Our burrito meal last week was so good that we decided to do it again. I am only making necessary grocery trips, and have never been one to run out for one or two items anyway, so we plan ahead and use what we have. My 14 year old son made guacamole again, this time without cilantro but it tasted nearly as good. We cooked some ground turkey with lentils, which was flavoured with taco salad seasoning that I made from my food blogger brother in law’s website, “The Black Peppercorn”. I made 4x the recipe and put it in the cupboard for our next Mexican meal. I had some cabbage, apples and carrots in the fridge so chopped them up and added some walnuts to make a big waldorf salad. My 12 year old son made cookies last night that were absolutely delicious. But with the price of butter at $7.00 we will have to pace ourselves in the baking. I found some chopped apples in the fridge that I froze a few months ago because we had so many so we will likely make some applesauce and apple crisp.
The volume and intensity of training has decreased as we have no races in the near future but I’m still enjoying my near regular running routine. After my coffee(s) in the morning and time to catch up on the news and social media, I head out the door before anyone is awake. The spring weather has been wonderful with much sunshine and I have been enjoying less traffic on the now quiet streets as I head out of town.
When recently speaking with Mark Sutcliffe for an iRun Radio podcast, I explained that I am seeing this break as one similar to a pregnancy or serious injury. With three babies and one broken leg I’ve sat out of 4 different seasons over the years. I learned that I could recharge mentally while maintaining a good amount of fitness. Each time I returned with an incredible passion and was faster than ever before. I ran a 2:32 (Rotterdam 2012, F9), a 7 minute personal best, in my first marathon back after our third child who had just turned 13 months. And I ran my second fastest marathon, a 2:29 (Rotterdam 2015, F2) that got me my Olympic standard, 11.5 months after fracturing my femur.

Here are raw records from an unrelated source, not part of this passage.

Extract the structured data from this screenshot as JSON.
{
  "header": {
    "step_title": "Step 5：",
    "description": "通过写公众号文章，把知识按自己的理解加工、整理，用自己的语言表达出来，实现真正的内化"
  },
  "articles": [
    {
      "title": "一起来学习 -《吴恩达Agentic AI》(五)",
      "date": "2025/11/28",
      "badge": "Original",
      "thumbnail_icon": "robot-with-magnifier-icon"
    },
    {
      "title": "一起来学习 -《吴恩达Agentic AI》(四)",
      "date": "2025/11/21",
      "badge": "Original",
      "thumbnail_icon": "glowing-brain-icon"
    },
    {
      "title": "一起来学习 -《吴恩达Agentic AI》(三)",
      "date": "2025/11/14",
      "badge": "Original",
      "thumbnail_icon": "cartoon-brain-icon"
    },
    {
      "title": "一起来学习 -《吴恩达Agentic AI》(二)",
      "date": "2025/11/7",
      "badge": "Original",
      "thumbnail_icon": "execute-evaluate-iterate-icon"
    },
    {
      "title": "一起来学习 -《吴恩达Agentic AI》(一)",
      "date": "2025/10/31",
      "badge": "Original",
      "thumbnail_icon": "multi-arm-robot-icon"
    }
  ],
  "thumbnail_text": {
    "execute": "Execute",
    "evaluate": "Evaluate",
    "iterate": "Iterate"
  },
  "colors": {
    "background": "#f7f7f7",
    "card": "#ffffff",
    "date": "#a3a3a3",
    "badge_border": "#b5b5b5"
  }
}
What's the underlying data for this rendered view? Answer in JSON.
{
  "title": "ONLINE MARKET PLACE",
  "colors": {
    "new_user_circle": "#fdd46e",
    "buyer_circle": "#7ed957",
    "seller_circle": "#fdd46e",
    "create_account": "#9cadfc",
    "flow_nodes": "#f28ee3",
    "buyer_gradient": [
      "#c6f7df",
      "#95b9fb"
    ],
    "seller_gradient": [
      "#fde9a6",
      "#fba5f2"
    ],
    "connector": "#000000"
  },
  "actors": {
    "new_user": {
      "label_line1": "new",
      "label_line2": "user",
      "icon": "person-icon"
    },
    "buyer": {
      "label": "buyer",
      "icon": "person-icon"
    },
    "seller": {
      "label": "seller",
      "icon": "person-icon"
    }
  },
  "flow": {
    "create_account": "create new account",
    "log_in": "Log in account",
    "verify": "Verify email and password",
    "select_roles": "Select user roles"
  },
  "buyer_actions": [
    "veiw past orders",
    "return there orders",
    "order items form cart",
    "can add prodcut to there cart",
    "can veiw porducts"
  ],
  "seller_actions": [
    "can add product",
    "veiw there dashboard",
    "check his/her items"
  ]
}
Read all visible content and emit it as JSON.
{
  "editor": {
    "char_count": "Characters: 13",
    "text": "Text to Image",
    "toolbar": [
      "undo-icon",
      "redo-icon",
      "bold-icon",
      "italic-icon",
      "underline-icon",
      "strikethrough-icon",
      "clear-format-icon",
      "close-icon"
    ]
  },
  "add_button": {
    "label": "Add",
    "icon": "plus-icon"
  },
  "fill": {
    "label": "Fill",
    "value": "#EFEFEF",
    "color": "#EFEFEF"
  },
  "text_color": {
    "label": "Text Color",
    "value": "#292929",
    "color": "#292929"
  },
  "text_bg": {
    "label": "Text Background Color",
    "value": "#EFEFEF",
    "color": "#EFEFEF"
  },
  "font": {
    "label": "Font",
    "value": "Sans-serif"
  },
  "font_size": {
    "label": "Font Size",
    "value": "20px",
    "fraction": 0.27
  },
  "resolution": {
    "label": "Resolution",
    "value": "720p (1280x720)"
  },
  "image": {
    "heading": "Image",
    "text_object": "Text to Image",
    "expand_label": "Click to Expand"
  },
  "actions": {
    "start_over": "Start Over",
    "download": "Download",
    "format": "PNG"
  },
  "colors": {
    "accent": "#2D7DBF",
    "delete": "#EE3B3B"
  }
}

Our bodies will remember what to do when we train and race again.